Kathy speaks first, she then introduces the next ‘speaker’ ending her sentence with, “my daughter’s victim, Dani Simien.” Their profound impact is saving lives. It is changing the face of drunk driving offenders and victims and loved ones. It’s not easy, it is necessary. They have teamed up to help M.A.D.D. in another critical arena.

As with all volunteer groups fund raising is critical.

“M.A.D.D. is not only about prevention, it is also about helping survivors survive,” Kathy said. “Some people don’t have funds to bury their loved ones, or pay bills the death of a parents has caused to be past due because of loss of income.”

The local M.A.D.D. covers a large area of Texas. They are essential to the education of our communities, adults and young alike. Some of their supporting facts are:
    •    Last year, 10,839 people died in drunk-driving crashes – one every 50 minutes.
    •    Every minute, one person is injured from an alcohol-related crash.
    •    One in three people will be involved in an alcohol-related crash in their lifetime.
    •    MADD serves a victim or survivor of drunk driving every 10 minutes.
    •    Teen alcohol use kills about 6000 people each year, more than all illegal drugs combined.
    •    Car crashes are the leading cause of death for teens, and one out of three of those is alcohol related.
In light of these statistics the funding to educate is critical. One of the events organized to add to their coffers are the “Walk Like M.A.D.D.” events.
The local “Walk Like M.A.D.D.” is slated for Sept. 24.

It is critical to get sponsors for it from the private as well as the corporate sectors.

“We need walkers, but we also just need sponsors,” she said. “People can join an existing team or start their own. We have media teams, law enforcement teams, even virtual walkers.”  

Currently Kathy’s team consists of three members but she is looking for more. Casey Dawn & Dani – Making a Difference is their title and they truly are. She wants to do more, to multiply what has been started to make this situation mean something. To cause her daughter’s death and injury of Dani, to stand for something.

“You can join online. You can donate or become a walker or a team member. Its about awareness and funds.”

This year’s walk in September will be in Lumberton. All the information is to be found on 

She is hoping to generate thousands of dollars in sponsorships and team members to prevent any other person from experiencing a moment in their time that changes life forever.

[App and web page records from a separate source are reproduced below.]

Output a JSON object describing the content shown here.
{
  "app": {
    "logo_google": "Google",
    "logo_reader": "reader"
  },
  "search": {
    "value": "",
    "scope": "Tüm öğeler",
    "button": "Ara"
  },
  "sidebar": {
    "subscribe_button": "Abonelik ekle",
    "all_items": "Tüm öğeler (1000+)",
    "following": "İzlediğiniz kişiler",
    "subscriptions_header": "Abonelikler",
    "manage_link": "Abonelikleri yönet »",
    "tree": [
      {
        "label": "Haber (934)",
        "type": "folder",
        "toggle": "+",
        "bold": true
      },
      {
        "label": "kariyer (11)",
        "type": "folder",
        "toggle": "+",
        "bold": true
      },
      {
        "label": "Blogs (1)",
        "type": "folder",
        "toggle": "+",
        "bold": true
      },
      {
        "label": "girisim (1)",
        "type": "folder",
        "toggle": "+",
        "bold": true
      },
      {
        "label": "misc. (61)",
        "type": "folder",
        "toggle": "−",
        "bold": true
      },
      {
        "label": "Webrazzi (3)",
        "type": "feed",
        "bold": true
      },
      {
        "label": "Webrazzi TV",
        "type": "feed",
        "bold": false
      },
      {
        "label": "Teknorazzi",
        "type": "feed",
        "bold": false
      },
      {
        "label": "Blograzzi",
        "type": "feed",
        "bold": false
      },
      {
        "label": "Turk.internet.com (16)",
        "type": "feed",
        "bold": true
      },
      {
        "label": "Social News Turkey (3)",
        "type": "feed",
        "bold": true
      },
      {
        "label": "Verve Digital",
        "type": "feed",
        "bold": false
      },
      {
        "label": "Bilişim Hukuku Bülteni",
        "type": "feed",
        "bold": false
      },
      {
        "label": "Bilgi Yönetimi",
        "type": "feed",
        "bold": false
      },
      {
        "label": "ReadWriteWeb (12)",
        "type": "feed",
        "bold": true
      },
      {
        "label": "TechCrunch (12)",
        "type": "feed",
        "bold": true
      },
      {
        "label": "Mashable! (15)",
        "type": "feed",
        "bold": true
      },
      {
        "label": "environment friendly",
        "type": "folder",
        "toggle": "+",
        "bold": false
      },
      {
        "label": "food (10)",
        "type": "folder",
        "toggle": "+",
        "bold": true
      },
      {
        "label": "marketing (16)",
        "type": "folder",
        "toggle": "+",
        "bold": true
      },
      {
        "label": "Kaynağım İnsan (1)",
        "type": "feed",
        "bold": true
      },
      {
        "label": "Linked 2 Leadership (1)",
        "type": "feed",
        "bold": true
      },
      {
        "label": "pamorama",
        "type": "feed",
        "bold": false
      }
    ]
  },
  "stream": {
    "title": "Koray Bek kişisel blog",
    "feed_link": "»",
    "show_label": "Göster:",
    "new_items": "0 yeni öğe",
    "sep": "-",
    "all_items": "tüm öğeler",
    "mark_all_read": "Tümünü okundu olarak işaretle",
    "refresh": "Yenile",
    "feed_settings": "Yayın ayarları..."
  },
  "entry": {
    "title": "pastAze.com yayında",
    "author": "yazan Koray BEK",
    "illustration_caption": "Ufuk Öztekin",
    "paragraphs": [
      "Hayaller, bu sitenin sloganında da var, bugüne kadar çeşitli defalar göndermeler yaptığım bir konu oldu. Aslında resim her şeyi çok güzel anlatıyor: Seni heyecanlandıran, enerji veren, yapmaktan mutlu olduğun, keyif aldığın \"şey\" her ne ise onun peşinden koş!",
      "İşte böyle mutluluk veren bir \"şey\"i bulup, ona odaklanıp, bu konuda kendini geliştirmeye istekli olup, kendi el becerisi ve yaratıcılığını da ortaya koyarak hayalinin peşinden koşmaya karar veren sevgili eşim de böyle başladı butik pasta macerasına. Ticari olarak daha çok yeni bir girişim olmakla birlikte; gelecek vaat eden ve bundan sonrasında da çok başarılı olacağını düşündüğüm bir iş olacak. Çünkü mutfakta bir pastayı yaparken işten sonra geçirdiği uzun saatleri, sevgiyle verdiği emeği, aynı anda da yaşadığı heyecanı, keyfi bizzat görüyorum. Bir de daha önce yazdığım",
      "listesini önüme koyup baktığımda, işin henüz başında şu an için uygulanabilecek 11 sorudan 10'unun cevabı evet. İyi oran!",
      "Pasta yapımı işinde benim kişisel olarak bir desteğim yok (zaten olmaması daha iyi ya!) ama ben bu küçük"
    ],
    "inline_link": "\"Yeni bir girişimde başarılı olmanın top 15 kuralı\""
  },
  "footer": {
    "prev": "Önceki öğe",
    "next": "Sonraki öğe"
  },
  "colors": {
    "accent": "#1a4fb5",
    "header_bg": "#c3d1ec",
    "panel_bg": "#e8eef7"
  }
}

Drinking is an impairment of the senses, maybe that is why it is so senseless. The evening Casey got behind the wheel she didn’t maliciously choose to endanger herself or others. It is a story as old as time. Impaired judgment is just that. But we can all, as Kathy Richard Hernandez’ team name suggests, make a difference.

Choose to add you support to the walk, add your company’s products to their vendors area, or the grab bags they hand out, decide not to drink, get a designated driver, be a friend who is true and faithful to not let a friend drive under the influence of any mind altering substance, save the lives of children, mothers and sons. Arrive alive.

For additional information on becoming a team member or sponsor, to have Kathy and Dani speak at your church, youth group, school or any other event contact her. She is making a difference for our world. Out of her tragedy she is bringing new life. Hers is a necessary purpose. Emails are simple hers is